DIY trial advertising is more work and time, but much cheaper in the end. Products and services that people can buy quickly, and without a lot of explanation, are the most popular type of small business. Buy/sell businesses have been around  forever, and with the right idea you can launch quickly from poor to prince.

What marketing specifically should I try first?

Try out this group of online buy/sell sites. Kijiji, OLX, and Craigslist are a good start. Try Kijiji as the main site to make your ad. When writing a Kijiji ad be sure to include a picture that is relevant to your idea. Free photos are available everywhere and so are cameras. Computers and phones come with editing software built in. Get familiar with simple photo editing on your computer and smartphone; a couple hours of self training goes a long way.
Next is don’t edit Kijiji in just one browser. Firefox has tools that Internet Explorer doesn’t have. Try it out, you’ll be surprised. Use colour, highlight links in blue, offer to allow people to join your Facebook page or website.

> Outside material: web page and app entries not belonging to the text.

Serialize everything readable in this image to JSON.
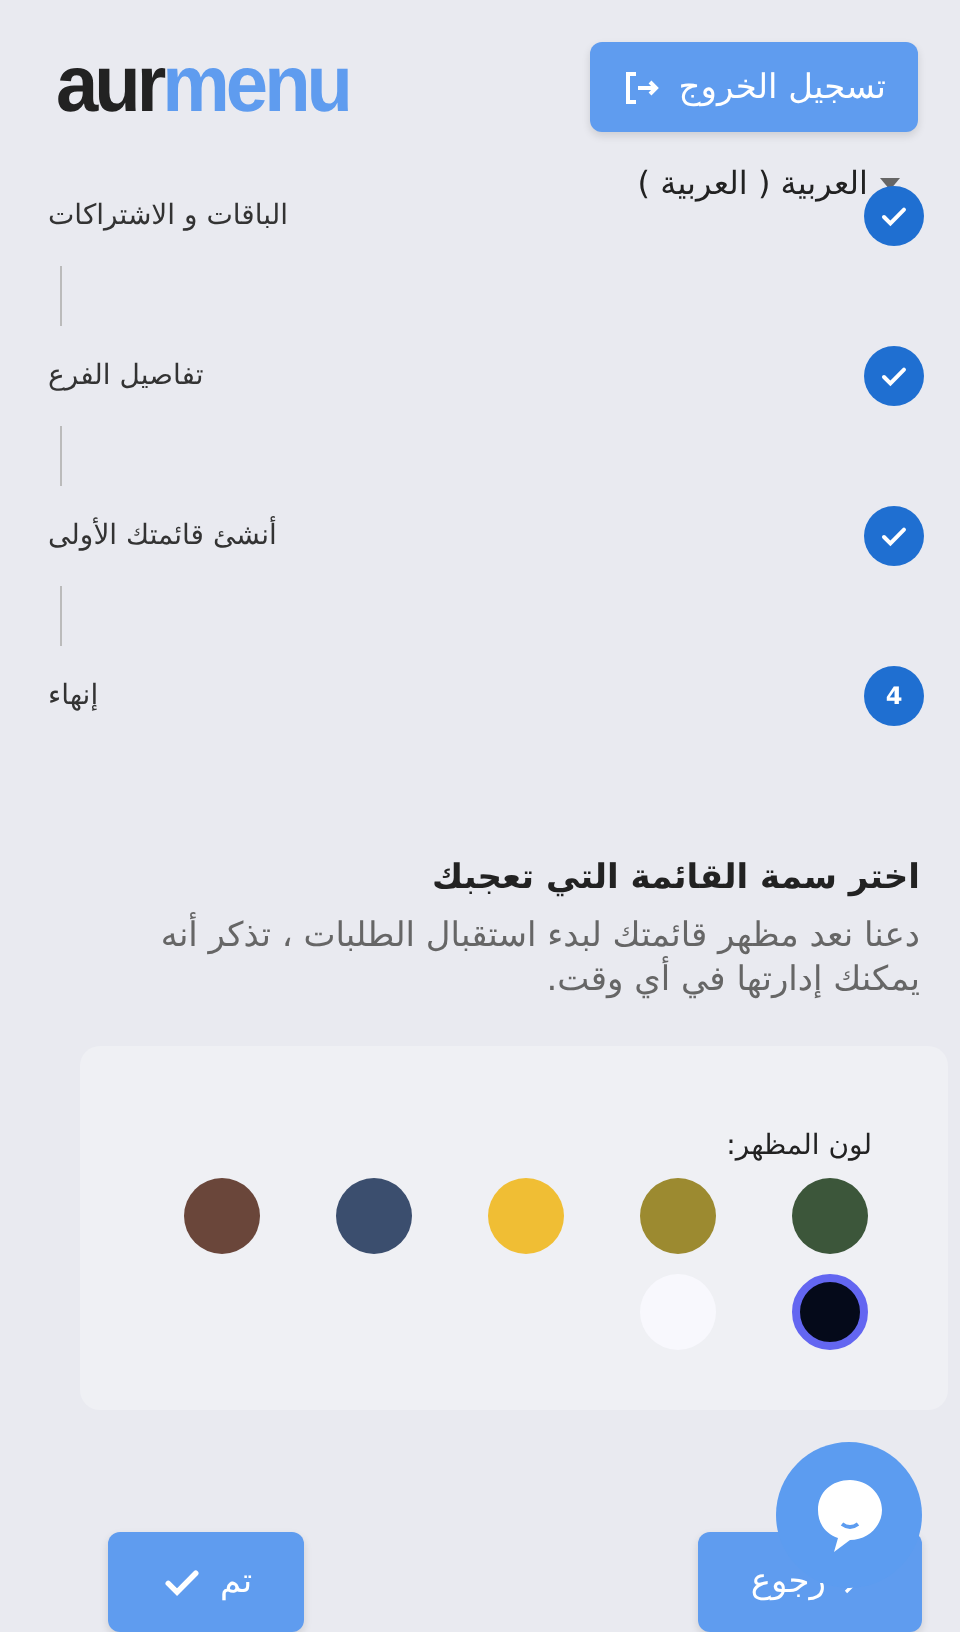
{
  "header": {
    "logo": {
      "part_1": "aur",
      "part_2": "menu"
    },
    "logout_button": "تسجيل الخروج",
    "language": "العربية ( العربية )"
  },
  "steps": [
    {
      "label": "الباقات و الاشتراكات",
      "done": true
    },
    {
      "label": "تفاصيل الفرع",
      "done": true
    },
    {
      "label": "أنشئ قائمتك الأولى",
      "done": true
    },
    {
      "label": "إنهاء",
      "done": false,
      "number": "4"
    }
  ],
  "theme": {
    "title": "اختر سمة القائمة التي تعجبك",
    "description": "دعنا نعد مظهر قائمتك لبدء استقبال الطلبات ، تذكر أنه يمكنك إدارتها في أي وقت.",
    "color_label": "لون المظهر:",
    "colors": [
      {
        "color": "#3c563a",
        "selected": false
      },
      {
        "color": "#9c8a30",
        "selected": false
      },
      {
        "color": "#f0be34",
        "selected": false
      },
      {
        "color": "#3b4e6e",
        "selected": false
      },
      {
        "color": "#6a463a",
        "selected": false
      },
      {
        "color": "#050a1a",
        "selected": true
      },
      {
        "color": "#f8f8fd",
        "selected": false
      }
    ]
  },
  "footer": {
    "back_button": "رجوع",
    "done_button": "تم"
  }
}
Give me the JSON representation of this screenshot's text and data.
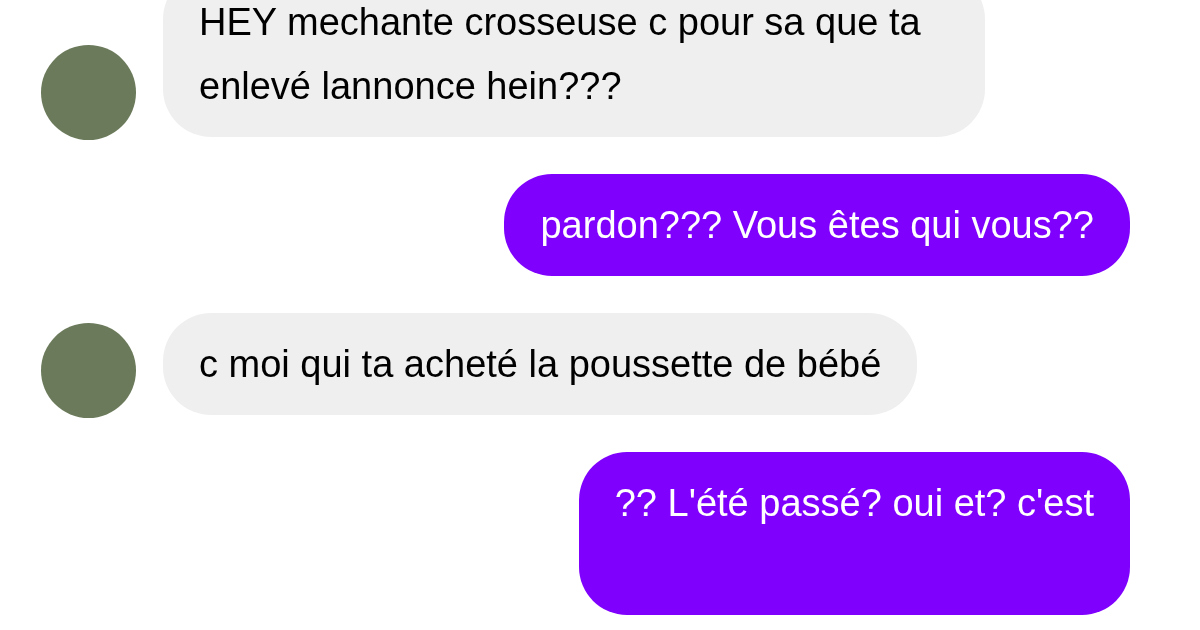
{
  "messages": [
    {
      "kind": "received",
      "text": "HEY mechante crosseuse c pour sa que ta enlevé lannonce hein???"
    },
    {
      "kind": "sent",
      "text": "pardon??? Vous êtes qui vous??"
    },
    {
      "kind": "received",
      "text": "c moi qui ta acheté la poussette de bébé"
    },
    {
      "kind": "sent",
      "text": "?? L'été passé? oui et? c'est"
    }
  ]
}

Paying Kijiji a couple dollars to keep an ad on the top is a good idea and money often well spent.

Where to go for help.

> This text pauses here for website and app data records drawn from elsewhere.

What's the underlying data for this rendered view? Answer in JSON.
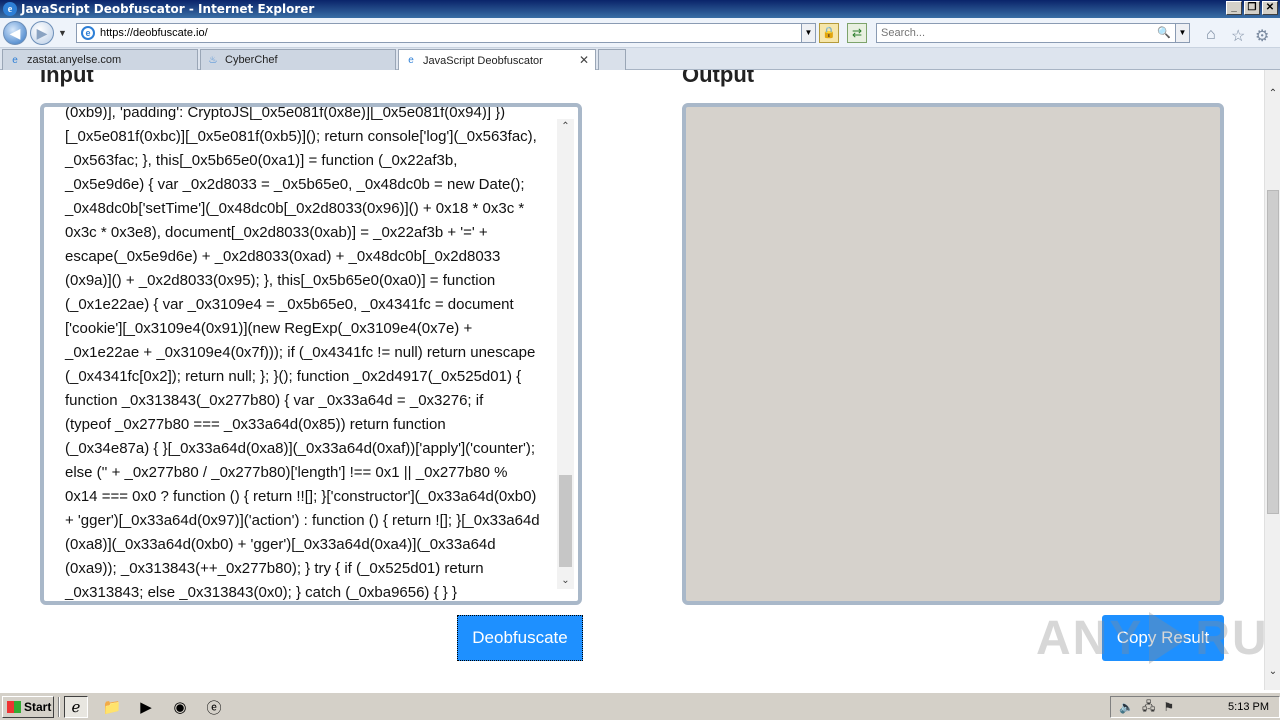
{
  "window": {
    "title": "JavaScript Deobfuscator - Internet Explorer",
    "minimize": "_",
    "maximize": "❐",
    "close": "✕"
  },
  "address_bar": {
    "url": "https://deobfuscate.io/",
    "search_placeholder": "Search..."
  },
  "tabs": [
    {
      "label": "zastat.anyelse.com",
      "active": false
    },
    {
      "label": "CyberChef",
      "active": false
    },
    {
      "label": "JavaScript Deobfuscator",
      "active": true
    }
  ],
  "page": {
    "input_heading": "Input",
    "output_heading": "Output",
    "deobfuscate_label": "Deobfuscate",
    "copy_label": "Copy Result",
    "code_lines": [
      "(0xb9)], 'padding': CryptoJS[_0x5e081f(0x8e)][_0x5e081f(0x94)] })",
      "[_0x5e081f(0xbc)][_0x5e081f(0xb5)](); return console['log'](_0x563fac),",
      "_0x563fac; }, this[_0x5b65e0(0xa1)] = function (_0x22af3b,",
      "_0x5e9d6e) { var _0x2d8033 = _0x5b65e0, _0x48dc0b = new Date();",
      "_0x48dc0b['setTime'](_0x48dc0b[_0x2d8033(0x96)]() + 0x18 * 0x3c *",
      "0x3c * 0x3e8), document[_0x2d8033(0xab)] = _0x22af3b + '=' +",
      "escape(_0x5e9d6e) + _0x2d8033(0xad) + _0x48dc0b[_0x2d8033",
      "(0x9a)]() + _0x2d8033(0x95); }, this[_0x5b65e0(0xa0)] = function",
      "(_0x1e22ae) { var _0x3109e4 = _0x5b65e0, _0x4341fc = document",
      "['cookie'][_0x3109e4(0x91)](new RegExp(_0x3109e4(0x7e) +",
      "_0x1e22ae + _0x3109e4(0x7f))); if (_0x4341fc != null) return unescape",
      "(_0x4341fc[0x2]); return null; }; }(); function _0x2d4917(_0x525d01) {",
      "function _0x313843(_0x277b80) { var _0x33a64d = _0x3276; if",
      "(typeof _0x277b80 === _0x33a64d(0x85)) return function",
      "(_0x34e87a) { }[_0x33a64d(0xa8)](_0x33a64d(0xaf))['apply']('counter');",
      "else ('' + _0x277b80 / _0x277b80)['length'] !== 0x1 || _0x277b80 %",
      "0x14 === 0x0 ? function () { return !![]; }['constructor'](_0x33a64d(0xb0)",
      "+ 'gger')[_0x33a64d(0x97)]('action') : function () { return ![]; }[_0x33a64d",
      "(0xa8)](_0x33a64d(0xb0) + 'gger')[_0x33a64d(0xa4)](_0x33a64d",
      "(0xa9)); _0x313843(++_0x277b80); } try { if (_0x525d01) return",
      "_0x313843; else _0x313843(0x0); } catch (_0xba9656) { } }"
    ]
  },
  "watermark": {
    "text_left": "ANY",
    "text_right": "RUN"
  },
  "taskbar": {
    "start_label": "Start",
    "clock": "5:13 PM"
  }
}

Start your Start-up
Start your Start-up with ClixSaver.com

Clix Saver specializes in marketing and content management for small businesses and start-ups.

For many years, Clix Saver has been providing internet related services all over the board. We have zoomed in on the best bang for your buck approach, or ROI (return on investment). See the rest of our website to learn more. We provide all the services for your start-up mentioned above.

Fill out our quick contact form, so we can contact you right away, or call: 403-860-2753

Copywriting & Content Management

We take the cover and the book seriously! Our team prides themselves on their creativity but they don’t limit that to design only. Coming up with intriguing, interesting and invigorating content can be challenging. Our copywriters indulge in clever wordplay and strive to ensure that the content and copy compete with the cover. Our creative copywriting & content management packages are second to none.

Whether it’s a tweet, status update, Google AdWords campaign or a brand mission statement we can help you get your message out there and be heard, or seen, or read or… you get the idea!

Our wordsmiths can help you manage your copywriting & content.

Search Engine Marketing

“We have followed the criteria set out by Google and other search engines to set-up and run a successful advertising campaign to provide a constant flow of new customers at a good return on your advertising budget.”

We take the complexity out of search engine marketing. We get it! We provide a service that you breath easy with. When working with the Clix team we can design and then fully streamline your search engine marketing. We don’t just advertise, we optimize! We create interesting and actionable ads for use by Google and other search engines. We use marketing and social media to drive traffic directly to your page. Clix can jump start any new website in a flash!

Our Search Engine Page

Website Design and Development

Having a website is the foundation of your online presence. At Clix our talented team provides website design and development from scratch, template or update your existing Website. With a tailor made approach everything you need to build a successful and popular brand is at your fingertips.

Don’t stop there though, we provide mobile solutions including conversions of existing sites. We build content into a rich mobile experience. Don’t be left in the dark and don’t let your clients miss a beat on their tablets and smart phones.

See our Design Page.

We Help with Social Media Marketing

Want a free sample? We’ll introduce 1000 people to your Facebook Business Page. That’s right! We want to encourage you to contact us, so we can talk about marketing. We’ll invite 1000 real people from our own friend lists to like your page. This often results in 20-100 real likes, Free!!

Fill out the form at the bottom of the page to contact us and talk marketing.Down_Arrow

Do you have a Facebook business page? We will get it set up and rolling!

The benefits of social media marketing are fantastic. Not only does a healthy social footprint result in increased business traffic web and exposure, but it also leads to more a personal connection with your customers.

View our Social Media Marketing Page